Dataset rows describing interfaces:
-----

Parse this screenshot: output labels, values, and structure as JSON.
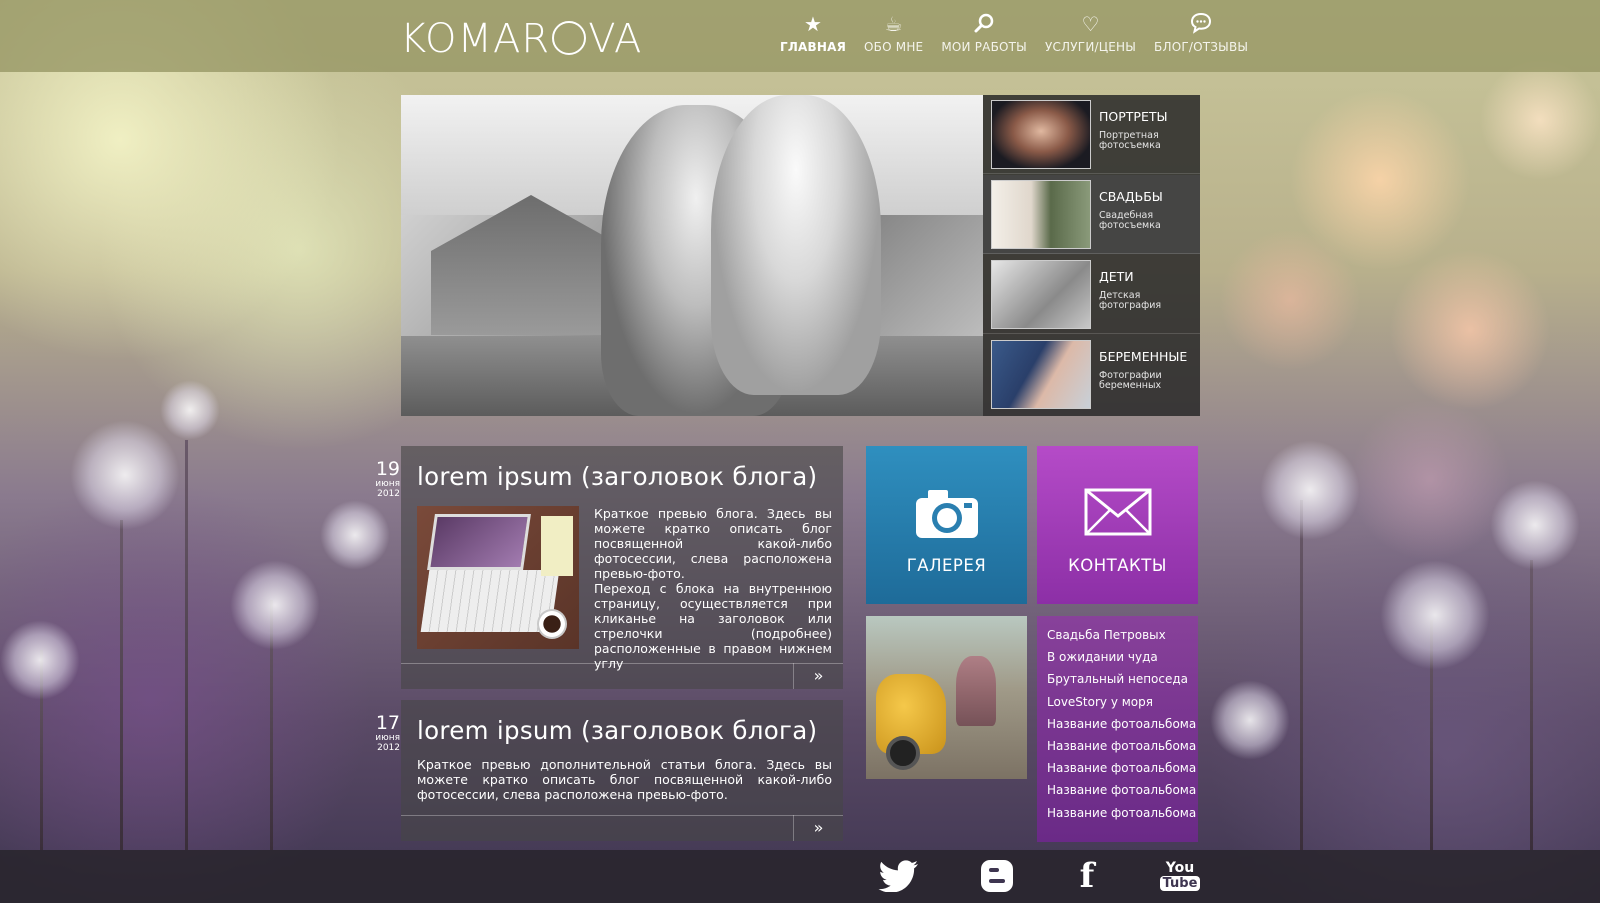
{
  "site": {
    "logo": "KOMAROVA",
    "logo_pre": "KOMAR",
    "logo_post": "VA"
  },
  "nav": [
    {
      "label": "ГЛАВНАЯ",
      "icon": "star-icon",
      "active": true
    },
    {
      "label": "ОБО МНЕ",
      "icon": "coffee-cup-icon"
    },
    {
      "label": "МОИ РАБОТЫ",
      "icon": "magnifier-icon"
    },
    {
      "label": "УСЛУГИ/ЦЕНЫ",
      "icon": "heart-icon"
    },
    {
      "label": "БЛОГ/ОТЗЫВЫ",
      "icon": "speech-bubble-icon"
    }
  ],
  "categories": [
    {
      "title": "ПОРТРЕТЫ",
      "subtitle": "Портретная фотосъемка"
    },
    {
      "title": "СВАДЬБЫ",
      "subtitle": "Свадебная фотосъемка"
    },
    {
      "title": "ДЕТИ",
      "subtitle": "Детская фотография"
    },
    {
      "title": "БЕРЕМЕННЫЕ",
      "subtitle": "Фотографии беременных"
    }
  ],
  "posts": [
    {
      "day": "19",
      "month": "июня",
      "year": "2012",
      "title": "lorem ipsum (заголовок блога)",
      "text1": "Краткое превью блога. Здесь вы можете кратко описать блог посвященной какой-либо фотосессии, слева расположена превью-фото.",
      "text2": "Переход с блока на внутреннюю страницу, осуществляется при кликанье на заголовок или стрелочки (подробнее) расположенные в правом нижнем углу",
      "more": "»"
    },
    {
      "day": "17",
      "month": "июня",
      "year": "2012",
      "title": "lorem ipsum (заголовок блога)",
      "text1": "Краткое превью дополнительной статьи блога. Здесь вы можете кратко описать блог посвященной какой-либо фотосессии, слева расположена превью-фото.",
      "more": "»"
    }
  ],
  "tiles": {
    "gallery": {
      "label": "ГАЛЕРЕЯ",
      "icon": "camera-icon",
      "color": "#2a86b6"
    },
    "contacts": {
      "label": "КОНТАКТЫ",
      "icon": "envelope-icon",
      "color": "#a63fc0"
    }
  },
  "albums": [
    "Свадьба Петровых",
    "В ожидании чуда",
    "Брутальный непоседа",
    "LoveStory у моря",
    "Название фотоальбома",
    "Название фотоальбома",
    "Название фотоальбома",
    "Название фотоальбома",
    "Название фотоальбома"
  ],
  "social": [
    {
      "name": "twitter-icon"
    },
    {
      "name": "blogger-icon"
    },
    {
      "name": "facebook-icon",
      "glyph": "f"
    },
    {
      "name": "youtube-icon",
      "glyph_top": "You",
      "glyph_bottom": "Tube"
    }
  ]
}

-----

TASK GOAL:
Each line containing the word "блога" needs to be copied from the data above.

EXPECTED ANSWER:
      "title": "lorem ipsum (заголовок блога)",
      "text1": "Краткое превью блога. Здесь вы можете кратко описать блог посвященной какой-либо фотосессии, слева расположена превью-фото.",
      "title": "lorem ipsum (заголовок блога)",
      "text1": "Краткое превью дополнительной статьи блога. Здесь вы можете кратко описать блог посвященной какой-либо фотосессии, слева расположена превью-фото.",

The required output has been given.